BEGIN Information supplied

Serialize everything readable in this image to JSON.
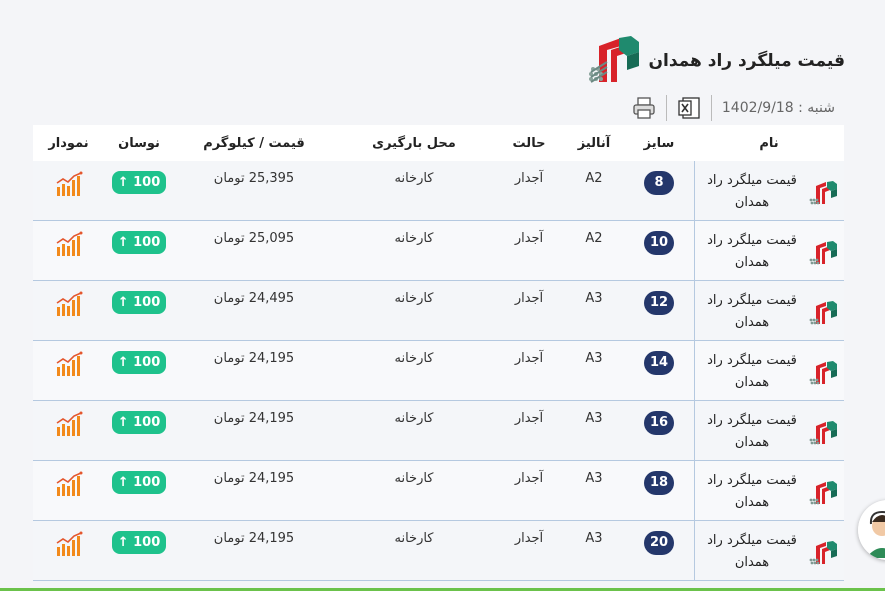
{
  "page": {
    "title": "قیمت میلگرد راد همدان"
  },
  "toolbar": {
    "date": "شنبه : 1402/9/18",
    "excel_icon": "excel-icon",
    "print_icon": "printer-icon"
  },
  "table": {
    "headers": {
      "name": "نام",
      "size": "سایز",
      "analyze": "آنالیز",
      "state": "حالت",
      "place": "محل بارگیری",
      "price": "قیمت / کیلوگرم",
      "change": "نوسان",
      "chart": "نمودار"
    },
    "rows": [
      {
        "name": "قیمت میلگرد راد همدان",
        "size": "8",
        "analyze": "A2",
        "state": "آجدار",
        "place": "کارخانه",
        "price": "25,395 تومان",
        "change": "100 ↑"
      },
      {
        "name": "قیمت میلگرد راد همدان",
        "size": "10",
        "analyze": "A2",
        "state": "آجدار",
        "place": "کارخانه",
        "price": "25,095 تومان",
        "change": "100 ↑"
      },
      {
        "name": "قیمت میلگرد راد همدان",
        "size": "12",
        "analyze": "A3",
        "state": "آجدار",
        "place": "کارخانه",
        "price": "24,495 تومان",
        "change": "100 ↑"
      },
      {
        "name": "قیمت میلگرد راد همدان",
        "size": "14",
        "analyze": "A3",
        "state": "آجدار",
        "place": "کارخانه",
        "price": "24,195 تومان",
        "change": "100 ↑"
      },
      {
        "name": "قیمت میلگرد راد همدان",
        "size": "16",
        "analyze": "A3",
        "state": "آجدار",
        "place": "کارخانه",
        "price": "24,195 تومان",
        "change": "100 ↑"
      },
      {
        "name": "قیمت میلگرد راد همدان",
        "size": "18",
        "analyze": "A3",
        "state": "آجدار",
        "place": "کارخانه",
        "price": "24,195 تومان",
        "change": "100 ↑"
      },
      {
        "name": "قیمت میلگرد راد همدان",
        "size": "20",
        "analyze": "A3",
        "state": "آجدار",
        "place": "کارخانه",
        "price": "24,195 تومان",
        "change": "100 ↑"
      }
    ]
  },
  "colors": {
    "size_badge": "#24376b",
    "change_badge": "#1ec28c",
    "chart_icon": "#f28a1b",
    "brand_red": "#d8232a",
    "brand_green": "#1f8a6e"
  }
}
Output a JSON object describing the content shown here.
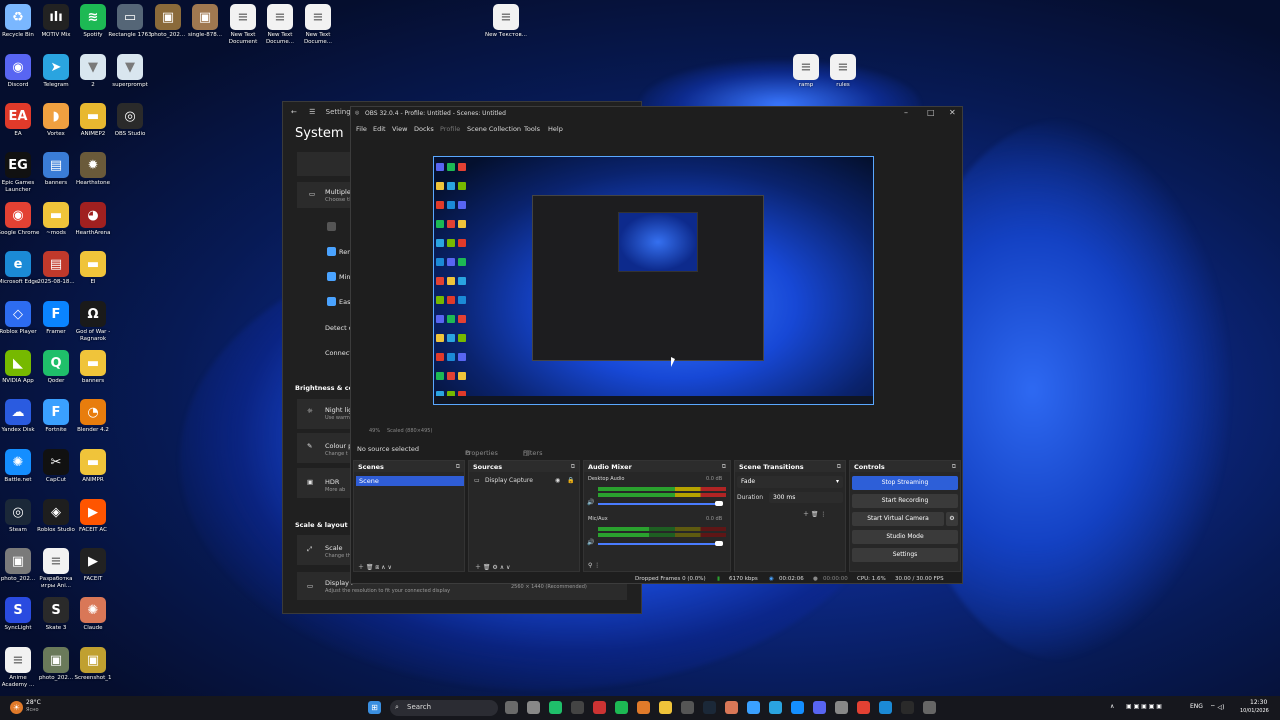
{
  "desktop": {
    "icons": [
      {
        "label": "Recycle Bin",
        "color": "#7ab7ff",
        "glyph": "♻"
      },
      {
        "label": "MOTIV Mix",
        "color": "#222222",
        "glyph": "ılı"
      },
      {
        "label": "Spotify",
        "color": "#1db954",
        "glyph": "≋"
      },
      {
        "label": "Rectangle 1763",
        "color": "#556677",
        "glyph": "▭"
      },
      {
        "label": "photo_202...",
        "color": "#8a6a3a",
        "glyph": "▣"
      },
      {
        "label": "single-878...",
        "color": "#a07850",
        "glyph": "▣"
      },
      {
        "label": "New Text Document",
        "color": "#f2f2f2",
        "glyph": "≡"
      },
      {
        "label": "New Text Docume...",
        "color": "#f2f2f2",
        "glyph": "≡"
      },
      {
        "label": "New Text Docume...",
        "color": "#f2f2f2",
        "glyph": "≡"
      },
      {
        "label": "New Текстов...",
        "color": "#f2f2f2",
        "glyph": "≡"
      },
      {
        "label": "Discord",
        "color": "#5865f2",
        "glyph": "◉"
      },
      {
        "label": "Telegram",
        "color": "#2aa4e0",
        "glyph": "➤"
      },
      {
        "label": "2",
        "color": "#d9e6ef",
        "glyph": "▼"
      },
      {
        "label": "superprompt",
        "color": "#d9e6ef",
        "glyph": "▼"
      },
      {
        "label": "EA",
        "color": "#e03a2a",
        "glyph": "EA"
      },
      {
        "label": "Vortex",
        "color": "#f0a040",
        "glyph": "◗"
      },
      {
        "label": "ANIMEP2",
        "color": "#e8b830",
        "glyph": "▬"
      },
      {
        "label": "OBS Studio",
        "color": "#2a2a2a",
        "glyph": "◎"
      },
      {
        "label": "Epic Games Launcher",
        "color": "#111111",
        "glyph": "EG"
      },
      {
        "label": "banners",
        "color": "#3a7cd6",
        "glyph": "▤"
      },
      {
        "label": "Hearthstone",
        "color": "#6a5a3a",
        "glyph": "✹"
      },
      {
        "label": "Google Chrome",
        "color": "#e34133",
        "glyph": "◉"
      },
      {
        "label": "~mods",
        "color": "#f0c43a",
        "glyph": "▬"
      },
      {
        "label": "HearthArena",
        "color": "#a02020",
        "glyph": "◕"
      },
      {
        "label": "Microsoft Edge",
        "color": "#1b8ad6",
        "glyph": "e"
      },
      {
        "label": "2025-08-18...",
        "color": "#c0392b",
        "glyph": "▤"
      },
      {
        "label": "EI",
        "color": "#f0c43a",
        "glyph": "▬"
      },
      {
        "label": "Roblox Player",
        "color": "#2d6cf0",
        "glyph": "◇"
      },
      {
        "label": "Framer",
        "color": "#0a84ff",
        "glyph": "F"
      },
      {
        "label": "God of War - Ragnarok",
        "color": "#1a1a1a",
        "glyph": "Ω"
      },
      {
        "label": "NVIDIA App",
        "color": "#76b900",
        "glyph": "◣"
      },
      {
        "label": "Qoder",
        "color": "#1fbf6a",
        "glyph": "Q"
      },
      {
        "label": "banners",
        "color": "#f0c43a",
        "glyph": "▬"
      },
      {
        "label": "Yandex Disk",
        "color": "#2a5be0",
        "glyph": "☁"
      },
      {
        "label": "Fortnite",
        "color": "#3aa0ff",
        "glyph": "F"
      },
      {
        "label": "Blender 4.2",
        "color": "#e87d0d",
        "glyph": "◔"
      },
      {
        "label": "Battle.net",
        "color": "#148eff",
        "glyph": "✺"
      },
      {
        "label": "CapCut",
        "color": "#111111",
        "glyph": "✂"
      },
      {
        "label": "ANIMPR",
        "color": "#f0c43a",
        "glyph": "▬"
      },
      {
        "label": "Steam",
        "color": "#1b2838",
        "glyph": "◎"
      },
      {
        "label": "Roblox Studio",
        "color": "#1e1e1e",
        "glyph": "◈"
      },
      {
        "label": "FACEIT AC",
        "color": "#ff5500",
        "glyph": "▶"
      },
      {
        "label": "photo_202...",
        "color": "#7a7a7a",
        "glyph": "▣"
      },
      {
        "label": "Разработка игры Ani...",
        "color": "#f2f2f2",
        "glyph": "≡"
      },
      {
        "label": "FACEIT",
        "color": "#222222",
        "glyph": "▶"
      },
      {
        "label": "SyncLight",
        "color": "#2a4be0",
        "glyph": "S"
      },
      {
        "label": "Skate 3",
        "color": "#2a2a2a",
        "glyph": "S"
      },
      {
        "label": "Claude",
        "color": "#d97757",
        "glyph": "✺"
      },
      {
        "label": "Anime Academy ...",
        "color": "#f2f2f2",
        "glyph": "≡"
      },
      {
        "label": "photo_202...",
        "color": "#6a7a5a",
        "glyph": "▣"
      },
      {
        "label": "Screenshot_1",
        "color": "#c0a030",
        "glyph": "▣"
      },
      {
        "label": "ramp",
        "color": "#f2f2f2",
        "glyph": "≡"
      },
      {
        "label": "rules",
        "color": "#f2f2f2",
        "glyph": "≡"
      }
    ]
  },
  "settings": {
    "window_title": "Settings",
    "title": "System",
    "multiple": "Multiple",
    "choose": "Choose th",
    "items": [
      "Rem",
      "Min",
      "Eas"
    ],
    "detect": "Detect o",
    "connect": "Connect",
    "brightness_section": "Brightness & colo",
    "night_light": "Night lig",
    "night_sub": "Use warm",
    "colour": "Colour p",
    "colour_sub": "Change t",
    "hdr": "HDR",
    "hdr_sub": "More ab",
    "scale_section": "Scale & layout",
    "scale": "Scale",
    "scale_sub": "Change th",
    "display": "Display r",
    "display_sub": "Adjust the resolution to fit your connected display",
    "display_value": "2560 × 1440 (Recommended)"
  },
  "obs": {
    "title": "OBS 32.0.4 - Profile: Untitled - Scenes: Untitled",
    "menu": [
      "File",
      "Edit",
      "View",
      "Docks",
      "Profile",
      "Scene Collection",
      "Tools",
      "Help"
    ],
    "zoom": "49%",
    "scaled": "Scaled (880×495)",
    "no_source": "No source selected",
    "properties": "Properties",
    "filters": "Filters",
    "scenes_title": "Scenes",
    "scene_item": "Scene",
    "sources_title": "Sources",
    "source_item": "Display Capture",
    "mixer_title": "Audio Mixer",
    "desktop_audio": "Desktop Audio",
    "desktop_db": "0.0 dB",
    "mic_aux": "Mic/Aux",
    "mic_db": "0.0 dB",
    "transitions_title": "Scene Transitions",
    "transition_value": "Fade",
    "duration_label": "Duration",
    "duration_value": "300 ms",
    "controls_title": "Controls",
    "controls": {
      "stop_streaming": "Stop Streaming",
      "start_recording": "Start Recording",
      "start_virtual_camera": "Start Virtual Camera",
      "studio_mode": "Studio Mode",
      "settings": "Settings"
    },
    "status": {
      "dropped": "Dropped Frames 0 (0.0%)",
      "kbps": "6170 kbps",
      "stream_time": "00:02:06",
      "rec_time": "00:00:00",
      "cpu": "CPU: 1.6%",
      "fps": "30.00 / 30.00 FPS"
    }
  },
  "taskbar": {
    "weather": "28°C",
    "weather_sub": "Ясно",
    "search": "Search",
    "lang": "ENG",
    "time": "12:30",
    "date": "10/01/2026"
  },
  "colors": {
    "accent": "#2d5fd8",
    "selection_border": "#5aa8ff"
  }
}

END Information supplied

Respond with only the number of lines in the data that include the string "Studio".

Exercise output —
3